═══ Extracted entries
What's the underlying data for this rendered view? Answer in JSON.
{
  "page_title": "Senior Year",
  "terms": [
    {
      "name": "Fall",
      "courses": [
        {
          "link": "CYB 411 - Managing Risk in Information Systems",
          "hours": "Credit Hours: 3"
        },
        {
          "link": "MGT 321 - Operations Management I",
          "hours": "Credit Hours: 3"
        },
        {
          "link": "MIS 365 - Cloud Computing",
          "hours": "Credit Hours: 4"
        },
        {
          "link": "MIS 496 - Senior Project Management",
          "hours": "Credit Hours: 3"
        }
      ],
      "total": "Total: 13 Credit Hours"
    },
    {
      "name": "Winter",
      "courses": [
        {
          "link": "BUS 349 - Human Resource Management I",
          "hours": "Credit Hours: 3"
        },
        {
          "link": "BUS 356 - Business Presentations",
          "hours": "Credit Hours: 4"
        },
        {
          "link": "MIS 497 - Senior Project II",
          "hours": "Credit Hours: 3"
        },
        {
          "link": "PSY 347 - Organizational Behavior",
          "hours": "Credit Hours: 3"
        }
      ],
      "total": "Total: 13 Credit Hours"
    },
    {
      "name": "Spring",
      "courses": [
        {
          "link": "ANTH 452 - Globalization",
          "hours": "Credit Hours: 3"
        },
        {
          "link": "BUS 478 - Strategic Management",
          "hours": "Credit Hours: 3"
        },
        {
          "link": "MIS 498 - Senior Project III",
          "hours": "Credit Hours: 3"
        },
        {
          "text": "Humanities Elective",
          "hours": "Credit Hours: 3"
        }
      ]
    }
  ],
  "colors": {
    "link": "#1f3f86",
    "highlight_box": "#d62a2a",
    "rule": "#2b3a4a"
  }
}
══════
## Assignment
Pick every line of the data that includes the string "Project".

## Worked solution
          "link": "MIS 496 - Senior Project Management",
          "link": "MIS 497 - Senior Project II",
          "link": "MIS 498 - Senior Project III",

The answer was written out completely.